Healy reported that the state reaction is strong, as people realize that “we must now bring our voices to Hartford.” The efforts for the march also includes support from Protestants, Baptists, evangelicals, Mormons and others “who share our conviction that all life is sacred and must be protected.” He also sees an encouraging and “very strong sign” in how many younger people from several faiths plan to speak and participate.

Looking further ahead to fall, the Ohio March for Life will be held Oct. 6. Nilani Jawahar, legislative liaison at the Center for Christian Virtue, explained that the date was chosen because October precedes the general election and makes it a good time to help pro-lifers be informed.

She shared the anticipation with the Register. “We are expecting an even bigger turnout for the 2023 Ohio March for Life. There is so much passion for the pro-life movement — especially among young people — and we are thrilled to see it. Our hope is that many more Catholic and Christian schools will bring busloads of students out to downtown Columbus this fall to learn about civic engagement and raise their voices in support of life.” 

While the overturning of Roe v. Wade was a huge victory worth celebrating, Jawahar said there is “much work still to be done to foster a culture of life. In Ohio, we marched last fall partly because we wanted to take the time to give God the glory for the end of Roe — something many have prayed for so long — but also because we wanted those in power to know that we are not done.” Ohio’s pro-life movement will not rest until “we live in a state where every baby is not only legally protected, but also cherished and valued for the precious gift that they are.”

Pro-life and abortion-rights activists protest during the 50th-annual March for Life rally in front of the U.S. Supreme Court on Jan. 20 in Washington.

Pro-Abortion Counter-Protesters at March for Life Were Few but Loud

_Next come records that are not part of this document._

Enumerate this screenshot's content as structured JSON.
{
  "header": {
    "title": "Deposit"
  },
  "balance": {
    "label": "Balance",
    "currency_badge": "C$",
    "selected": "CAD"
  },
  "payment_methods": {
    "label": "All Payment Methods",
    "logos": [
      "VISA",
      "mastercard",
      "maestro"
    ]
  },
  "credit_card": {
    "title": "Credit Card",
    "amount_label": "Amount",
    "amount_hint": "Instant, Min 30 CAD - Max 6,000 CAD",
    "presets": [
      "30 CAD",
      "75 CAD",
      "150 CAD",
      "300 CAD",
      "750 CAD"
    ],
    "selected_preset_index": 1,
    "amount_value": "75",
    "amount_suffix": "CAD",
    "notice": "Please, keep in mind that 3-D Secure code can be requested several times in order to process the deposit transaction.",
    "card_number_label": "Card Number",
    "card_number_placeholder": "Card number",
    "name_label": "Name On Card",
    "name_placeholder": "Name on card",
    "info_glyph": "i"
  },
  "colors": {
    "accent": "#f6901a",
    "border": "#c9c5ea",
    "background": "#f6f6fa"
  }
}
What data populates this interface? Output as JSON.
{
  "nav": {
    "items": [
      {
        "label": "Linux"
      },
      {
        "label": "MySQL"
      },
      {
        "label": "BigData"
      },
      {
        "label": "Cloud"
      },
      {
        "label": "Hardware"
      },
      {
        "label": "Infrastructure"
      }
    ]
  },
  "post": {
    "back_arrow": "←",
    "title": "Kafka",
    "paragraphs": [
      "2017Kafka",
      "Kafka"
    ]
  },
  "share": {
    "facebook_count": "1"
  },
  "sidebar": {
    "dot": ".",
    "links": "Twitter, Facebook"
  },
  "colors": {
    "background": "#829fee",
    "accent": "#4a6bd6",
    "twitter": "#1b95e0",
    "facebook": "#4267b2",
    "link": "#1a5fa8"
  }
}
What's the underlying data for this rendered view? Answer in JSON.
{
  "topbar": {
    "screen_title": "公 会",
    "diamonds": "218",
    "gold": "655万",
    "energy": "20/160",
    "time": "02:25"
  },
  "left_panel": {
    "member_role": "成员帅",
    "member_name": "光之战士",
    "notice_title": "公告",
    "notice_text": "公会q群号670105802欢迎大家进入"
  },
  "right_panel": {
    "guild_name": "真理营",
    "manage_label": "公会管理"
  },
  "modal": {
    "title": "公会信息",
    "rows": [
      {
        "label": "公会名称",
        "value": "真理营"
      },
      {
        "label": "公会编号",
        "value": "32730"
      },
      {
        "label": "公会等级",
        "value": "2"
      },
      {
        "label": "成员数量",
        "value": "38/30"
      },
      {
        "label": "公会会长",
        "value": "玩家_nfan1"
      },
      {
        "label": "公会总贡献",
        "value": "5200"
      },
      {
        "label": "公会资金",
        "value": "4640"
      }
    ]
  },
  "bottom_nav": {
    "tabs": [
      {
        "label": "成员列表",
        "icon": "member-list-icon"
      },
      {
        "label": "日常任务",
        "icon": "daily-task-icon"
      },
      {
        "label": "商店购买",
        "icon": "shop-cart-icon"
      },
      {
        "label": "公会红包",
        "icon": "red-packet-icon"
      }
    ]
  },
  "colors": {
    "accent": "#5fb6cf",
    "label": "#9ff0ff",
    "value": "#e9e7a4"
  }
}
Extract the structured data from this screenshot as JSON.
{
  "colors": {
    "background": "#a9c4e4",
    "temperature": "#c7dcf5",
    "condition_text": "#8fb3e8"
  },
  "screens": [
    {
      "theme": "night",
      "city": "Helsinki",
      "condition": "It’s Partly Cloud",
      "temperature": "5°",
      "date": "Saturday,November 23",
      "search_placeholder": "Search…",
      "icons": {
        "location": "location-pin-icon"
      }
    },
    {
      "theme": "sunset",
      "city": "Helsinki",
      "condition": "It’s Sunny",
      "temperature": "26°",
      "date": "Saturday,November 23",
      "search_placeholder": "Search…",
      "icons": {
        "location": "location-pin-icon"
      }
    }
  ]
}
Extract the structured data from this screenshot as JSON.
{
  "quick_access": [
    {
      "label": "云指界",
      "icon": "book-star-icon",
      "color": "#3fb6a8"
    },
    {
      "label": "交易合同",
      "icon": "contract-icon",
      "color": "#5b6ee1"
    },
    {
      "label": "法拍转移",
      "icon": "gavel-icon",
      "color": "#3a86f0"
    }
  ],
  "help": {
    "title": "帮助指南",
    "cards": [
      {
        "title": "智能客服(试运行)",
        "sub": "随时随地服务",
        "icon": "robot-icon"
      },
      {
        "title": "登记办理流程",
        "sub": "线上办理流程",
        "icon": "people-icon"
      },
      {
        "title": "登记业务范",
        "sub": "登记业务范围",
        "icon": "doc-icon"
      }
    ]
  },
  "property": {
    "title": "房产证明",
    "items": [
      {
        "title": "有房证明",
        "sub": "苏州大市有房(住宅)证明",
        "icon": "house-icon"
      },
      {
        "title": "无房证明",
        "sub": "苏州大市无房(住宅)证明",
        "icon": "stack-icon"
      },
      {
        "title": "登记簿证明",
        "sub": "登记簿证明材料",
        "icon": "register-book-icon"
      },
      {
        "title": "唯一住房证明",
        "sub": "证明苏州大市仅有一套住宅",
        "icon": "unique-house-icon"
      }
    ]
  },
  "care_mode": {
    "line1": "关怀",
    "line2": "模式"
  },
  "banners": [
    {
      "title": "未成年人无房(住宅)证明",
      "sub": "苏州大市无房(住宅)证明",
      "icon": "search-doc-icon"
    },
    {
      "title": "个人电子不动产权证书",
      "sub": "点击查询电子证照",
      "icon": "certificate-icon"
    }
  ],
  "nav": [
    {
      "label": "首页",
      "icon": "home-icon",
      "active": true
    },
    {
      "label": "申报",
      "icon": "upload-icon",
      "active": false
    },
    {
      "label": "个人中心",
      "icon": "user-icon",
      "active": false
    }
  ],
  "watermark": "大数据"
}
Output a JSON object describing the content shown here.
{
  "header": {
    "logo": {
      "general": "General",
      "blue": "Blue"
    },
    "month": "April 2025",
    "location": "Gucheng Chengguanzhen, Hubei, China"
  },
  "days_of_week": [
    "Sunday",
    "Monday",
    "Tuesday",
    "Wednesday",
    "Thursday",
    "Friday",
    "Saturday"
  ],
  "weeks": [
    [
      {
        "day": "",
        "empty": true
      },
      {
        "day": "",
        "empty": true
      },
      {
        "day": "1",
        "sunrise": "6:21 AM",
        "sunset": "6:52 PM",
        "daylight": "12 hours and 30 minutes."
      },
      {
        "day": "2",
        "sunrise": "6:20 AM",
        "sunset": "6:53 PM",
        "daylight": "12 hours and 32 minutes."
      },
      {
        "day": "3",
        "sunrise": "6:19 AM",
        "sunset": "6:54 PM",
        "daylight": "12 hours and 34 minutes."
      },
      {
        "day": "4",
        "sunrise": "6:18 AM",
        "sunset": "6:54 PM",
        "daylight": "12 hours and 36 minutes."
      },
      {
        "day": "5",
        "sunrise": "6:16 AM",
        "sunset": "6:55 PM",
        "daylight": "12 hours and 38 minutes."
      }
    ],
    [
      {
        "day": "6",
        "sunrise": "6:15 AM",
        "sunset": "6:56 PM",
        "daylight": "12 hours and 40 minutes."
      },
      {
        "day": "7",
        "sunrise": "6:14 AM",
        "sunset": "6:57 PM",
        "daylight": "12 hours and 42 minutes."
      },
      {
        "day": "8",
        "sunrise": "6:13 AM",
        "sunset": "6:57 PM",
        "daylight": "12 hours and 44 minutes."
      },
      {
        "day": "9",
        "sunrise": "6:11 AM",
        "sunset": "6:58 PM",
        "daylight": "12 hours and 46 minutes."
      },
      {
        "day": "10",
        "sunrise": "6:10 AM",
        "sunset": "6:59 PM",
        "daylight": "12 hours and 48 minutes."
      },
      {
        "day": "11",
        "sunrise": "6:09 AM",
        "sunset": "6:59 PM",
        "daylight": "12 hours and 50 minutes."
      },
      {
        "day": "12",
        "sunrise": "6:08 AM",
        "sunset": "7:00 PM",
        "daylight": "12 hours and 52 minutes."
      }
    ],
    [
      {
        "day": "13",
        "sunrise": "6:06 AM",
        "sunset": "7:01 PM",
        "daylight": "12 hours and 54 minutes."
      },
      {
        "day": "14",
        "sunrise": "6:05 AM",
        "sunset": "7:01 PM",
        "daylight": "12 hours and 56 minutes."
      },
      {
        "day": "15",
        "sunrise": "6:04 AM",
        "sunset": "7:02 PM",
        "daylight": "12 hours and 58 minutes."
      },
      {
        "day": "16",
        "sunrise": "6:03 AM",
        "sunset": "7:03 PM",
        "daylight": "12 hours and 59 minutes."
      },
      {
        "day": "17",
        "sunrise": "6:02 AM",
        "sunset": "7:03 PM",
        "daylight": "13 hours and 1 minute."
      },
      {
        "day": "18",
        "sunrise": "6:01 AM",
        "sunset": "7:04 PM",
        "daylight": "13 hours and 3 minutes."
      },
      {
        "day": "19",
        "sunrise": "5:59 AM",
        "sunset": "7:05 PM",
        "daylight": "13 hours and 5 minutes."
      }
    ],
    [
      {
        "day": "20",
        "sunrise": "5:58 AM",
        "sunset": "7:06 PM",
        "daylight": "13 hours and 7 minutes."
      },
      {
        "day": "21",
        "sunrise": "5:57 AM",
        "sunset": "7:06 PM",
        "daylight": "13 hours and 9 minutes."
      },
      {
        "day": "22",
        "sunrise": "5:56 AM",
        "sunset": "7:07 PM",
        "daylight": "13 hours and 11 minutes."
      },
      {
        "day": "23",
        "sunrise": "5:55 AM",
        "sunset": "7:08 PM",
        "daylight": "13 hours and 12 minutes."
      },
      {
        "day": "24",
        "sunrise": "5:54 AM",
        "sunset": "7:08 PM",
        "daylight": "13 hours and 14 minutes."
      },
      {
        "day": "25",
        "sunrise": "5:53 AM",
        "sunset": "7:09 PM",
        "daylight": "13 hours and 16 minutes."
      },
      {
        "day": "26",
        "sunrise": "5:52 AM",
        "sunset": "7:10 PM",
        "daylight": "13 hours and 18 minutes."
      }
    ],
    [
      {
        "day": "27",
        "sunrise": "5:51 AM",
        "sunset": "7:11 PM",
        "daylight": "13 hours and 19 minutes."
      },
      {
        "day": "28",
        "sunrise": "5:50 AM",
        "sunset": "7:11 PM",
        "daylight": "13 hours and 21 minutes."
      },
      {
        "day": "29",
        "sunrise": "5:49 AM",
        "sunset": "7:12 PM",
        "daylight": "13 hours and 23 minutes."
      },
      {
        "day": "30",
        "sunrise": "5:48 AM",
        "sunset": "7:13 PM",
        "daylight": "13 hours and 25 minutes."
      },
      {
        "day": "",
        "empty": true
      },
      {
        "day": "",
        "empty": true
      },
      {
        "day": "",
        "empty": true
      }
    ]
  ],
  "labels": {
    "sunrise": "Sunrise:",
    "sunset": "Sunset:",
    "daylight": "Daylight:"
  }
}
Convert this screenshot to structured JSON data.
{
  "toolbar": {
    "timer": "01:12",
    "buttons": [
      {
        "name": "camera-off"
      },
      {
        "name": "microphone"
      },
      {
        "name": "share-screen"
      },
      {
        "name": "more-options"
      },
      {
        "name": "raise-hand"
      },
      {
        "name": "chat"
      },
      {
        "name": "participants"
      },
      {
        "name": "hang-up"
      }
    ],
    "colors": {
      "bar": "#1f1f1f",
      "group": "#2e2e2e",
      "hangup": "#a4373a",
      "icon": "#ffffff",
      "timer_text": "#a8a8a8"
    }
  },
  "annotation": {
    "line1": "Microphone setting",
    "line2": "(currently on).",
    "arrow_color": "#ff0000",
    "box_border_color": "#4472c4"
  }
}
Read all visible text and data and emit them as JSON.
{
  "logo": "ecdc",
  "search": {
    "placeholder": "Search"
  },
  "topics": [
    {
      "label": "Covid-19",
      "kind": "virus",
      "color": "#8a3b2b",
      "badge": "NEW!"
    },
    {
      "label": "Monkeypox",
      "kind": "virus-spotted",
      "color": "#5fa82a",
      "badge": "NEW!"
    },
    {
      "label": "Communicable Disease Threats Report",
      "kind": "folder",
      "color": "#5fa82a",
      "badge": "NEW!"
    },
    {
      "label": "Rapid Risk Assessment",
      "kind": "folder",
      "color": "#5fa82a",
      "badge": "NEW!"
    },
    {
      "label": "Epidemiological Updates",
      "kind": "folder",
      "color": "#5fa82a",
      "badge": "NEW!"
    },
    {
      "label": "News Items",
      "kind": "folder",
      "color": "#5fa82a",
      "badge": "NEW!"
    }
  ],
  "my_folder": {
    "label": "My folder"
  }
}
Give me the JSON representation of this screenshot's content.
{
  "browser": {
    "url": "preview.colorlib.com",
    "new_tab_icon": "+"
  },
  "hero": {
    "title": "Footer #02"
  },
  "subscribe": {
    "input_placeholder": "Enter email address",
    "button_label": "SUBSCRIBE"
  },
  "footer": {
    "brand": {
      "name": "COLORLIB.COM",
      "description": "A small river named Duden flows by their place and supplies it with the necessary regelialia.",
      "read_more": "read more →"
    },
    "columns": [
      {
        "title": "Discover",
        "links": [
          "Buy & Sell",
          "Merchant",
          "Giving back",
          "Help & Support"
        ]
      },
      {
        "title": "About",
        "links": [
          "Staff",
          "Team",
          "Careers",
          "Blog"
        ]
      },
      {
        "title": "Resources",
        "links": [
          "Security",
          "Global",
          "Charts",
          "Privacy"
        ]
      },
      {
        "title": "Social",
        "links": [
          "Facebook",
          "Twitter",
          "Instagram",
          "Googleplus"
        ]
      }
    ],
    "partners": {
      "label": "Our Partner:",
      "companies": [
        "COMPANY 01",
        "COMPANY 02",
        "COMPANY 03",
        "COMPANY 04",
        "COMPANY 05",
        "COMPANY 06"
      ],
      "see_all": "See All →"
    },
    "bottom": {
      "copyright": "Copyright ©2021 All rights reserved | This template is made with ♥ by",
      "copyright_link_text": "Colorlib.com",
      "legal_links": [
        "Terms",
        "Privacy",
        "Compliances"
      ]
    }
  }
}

Only about a dozen pro-abortion protesters stood in front of the U.S. Supreme Court and only a few others were scattered within the march and on the outskirts of the march; some of the counter-protesters did manage to cause disruptions, and a few had verbal clashes with pro-life activists.